Let me say here and now that I do not do as much as I should to support these islands of hope, and I am making efforts to improve my contribution (in a number of ways).
Lets get to the point of this blog. This morning I was out on my usual drive seeking out photos for my next painting. I was on my way to the Oshawa Port lands because the wind was strong and I knew the waves would be dramatic. Taking Simcoe Street south from Dundas st. I came to the intersection in which a quick left turn would place me directly in front of the Simcoe Hall Settlement House Food Bank. I was not prepared for what I would see. I had been there a few times before dropping off food donations, even helped with boxing hampers. On this day the line up was out the door, down the steps, and a full block down the street. It was cold. The wind was blowing. The sky was grey. The scene could not have seemed bleaker. One by one they filed in to pick up their one box of food supplies. One by one they filed out and down the street carrying their hamper of hope to wherever they called home. I don’t doubt that some were going to nice homes where the bills have simply squeezed groceries off the priority list, but most here were going to homes a bleak as the street they were lined up on.
One of the most heart breaking sights are the children. I chose not to show them in the shots I am posting but knowing there were children in that line up who were hungry. Here in Canada. That is a topic all of it’s own merit. That is a tragedy and a burden we should all take on our shoulders.
Why would I take pictures of this scene? Why would I post those pictures here? There is one more aspect to this story that I also have chosen not to post. It is the well known coffee shop with a massive drive through just on the south side of the railway tracks from the food bank. Their drive through gives plain view to all who use it of the long cold line up at the Food bank. I did not ask and I am certain I would not have been given a straight answer if I did ask, but they have covered up the fence which separates their drive through so that, it seems to me, the coffee thirsty drivers won’t have to see that food bank line up. There may be another reason for the “cover up” but I can see it is pretty starkly obvious.
Here’s my suggestion to the Coffee outlet: rig up a basket below your drive through pick up window, take down the tarp blocking the view, let the drivers see the line up of those who are desperate, and let the drives feel the motivation to drop a coin or two in the basket for the food bank. Then, at the end of every day have one of your employees drop that basket off at the food banks office so they can do more of what they so wonderfully do.
We all can do more. Not just the famous coffee outlet. We all can donate food or bucks to these food banks. May we all remember that anyone of us are just a lost job, stroke or sudden trauma away from standing in that line up. May we reach out and support in any way we can. Not all will be rich. But not all have to be hungry.
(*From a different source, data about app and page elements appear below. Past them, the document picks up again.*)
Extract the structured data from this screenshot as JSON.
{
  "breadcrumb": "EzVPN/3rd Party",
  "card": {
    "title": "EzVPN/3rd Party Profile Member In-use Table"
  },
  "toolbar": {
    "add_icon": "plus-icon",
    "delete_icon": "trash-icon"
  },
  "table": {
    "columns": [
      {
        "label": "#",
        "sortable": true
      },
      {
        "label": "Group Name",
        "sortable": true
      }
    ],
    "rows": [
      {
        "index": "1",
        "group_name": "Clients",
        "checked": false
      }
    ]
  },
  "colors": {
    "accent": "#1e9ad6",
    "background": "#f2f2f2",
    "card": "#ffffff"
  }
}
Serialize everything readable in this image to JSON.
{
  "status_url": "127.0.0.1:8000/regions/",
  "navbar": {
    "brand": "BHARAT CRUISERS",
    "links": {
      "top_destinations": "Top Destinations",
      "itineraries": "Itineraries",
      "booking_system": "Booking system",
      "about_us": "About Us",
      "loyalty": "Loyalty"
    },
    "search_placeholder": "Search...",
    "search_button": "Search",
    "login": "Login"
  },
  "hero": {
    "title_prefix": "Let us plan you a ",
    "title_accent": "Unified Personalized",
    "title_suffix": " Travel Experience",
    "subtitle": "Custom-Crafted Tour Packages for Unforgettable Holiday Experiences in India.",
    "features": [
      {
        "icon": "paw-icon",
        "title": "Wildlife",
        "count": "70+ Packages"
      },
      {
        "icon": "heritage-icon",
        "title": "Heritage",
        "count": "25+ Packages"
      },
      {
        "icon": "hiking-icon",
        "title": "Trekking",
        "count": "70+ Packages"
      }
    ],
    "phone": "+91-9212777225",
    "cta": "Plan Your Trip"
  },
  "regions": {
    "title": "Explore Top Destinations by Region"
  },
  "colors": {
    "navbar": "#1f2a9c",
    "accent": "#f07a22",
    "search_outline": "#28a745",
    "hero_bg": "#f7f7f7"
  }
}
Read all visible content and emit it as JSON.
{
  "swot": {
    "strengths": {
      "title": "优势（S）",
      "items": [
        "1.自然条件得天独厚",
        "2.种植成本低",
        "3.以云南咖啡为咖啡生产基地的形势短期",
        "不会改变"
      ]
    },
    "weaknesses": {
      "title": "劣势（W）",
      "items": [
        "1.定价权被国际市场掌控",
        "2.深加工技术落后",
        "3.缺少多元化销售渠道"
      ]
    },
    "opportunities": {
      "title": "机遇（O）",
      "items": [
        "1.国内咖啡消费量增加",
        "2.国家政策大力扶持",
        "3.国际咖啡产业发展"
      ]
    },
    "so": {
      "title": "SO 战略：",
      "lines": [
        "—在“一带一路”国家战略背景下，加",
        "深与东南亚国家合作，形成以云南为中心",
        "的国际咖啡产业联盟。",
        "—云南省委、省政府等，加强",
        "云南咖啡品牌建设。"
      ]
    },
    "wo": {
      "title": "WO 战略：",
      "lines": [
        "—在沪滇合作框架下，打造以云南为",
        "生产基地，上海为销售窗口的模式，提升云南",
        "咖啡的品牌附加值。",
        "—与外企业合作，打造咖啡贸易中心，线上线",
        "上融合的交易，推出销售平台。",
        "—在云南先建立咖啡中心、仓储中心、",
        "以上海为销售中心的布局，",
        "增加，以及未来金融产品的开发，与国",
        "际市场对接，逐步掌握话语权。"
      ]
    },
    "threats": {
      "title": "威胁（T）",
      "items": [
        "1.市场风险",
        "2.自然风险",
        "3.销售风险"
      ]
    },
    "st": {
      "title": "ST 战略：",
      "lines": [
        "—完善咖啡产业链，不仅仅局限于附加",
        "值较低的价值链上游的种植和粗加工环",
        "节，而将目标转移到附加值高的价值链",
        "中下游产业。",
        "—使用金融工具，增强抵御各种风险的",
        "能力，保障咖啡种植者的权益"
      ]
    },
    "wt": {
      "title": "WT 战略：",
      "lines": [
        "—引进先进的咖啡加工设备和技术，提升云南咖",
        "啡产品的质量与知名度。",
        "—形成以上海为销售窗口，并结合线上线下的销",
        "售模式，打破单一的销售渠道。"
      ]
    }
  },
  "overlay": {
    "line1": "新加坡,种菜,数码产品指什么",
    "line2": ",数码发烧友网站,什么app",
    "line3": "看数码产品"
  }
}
None should be hungry in this great land. No where in this great land of prosperity and wealth.
The Artists Journey
This is my blog page and it is where I get to be the opinionated man that I really am. The views are my own.
I invite your replies and comments, on my virtual welcome mat.
This sketch above became this finished painting below
The Pine Tree Painter.
How did I become known as the Pine Tree Painter? You could say I paint a lot of Pine Trees, that would be true. I paint a lot of other things too, but Pine Trees, Spruce Trees, Birch and others seem to be a continuous string in what i do. I just like the way they stand there like a custodian of the land. or a greeter to nature. So, I continue down the path with the Pine Tree Painter name on my head, It's ok.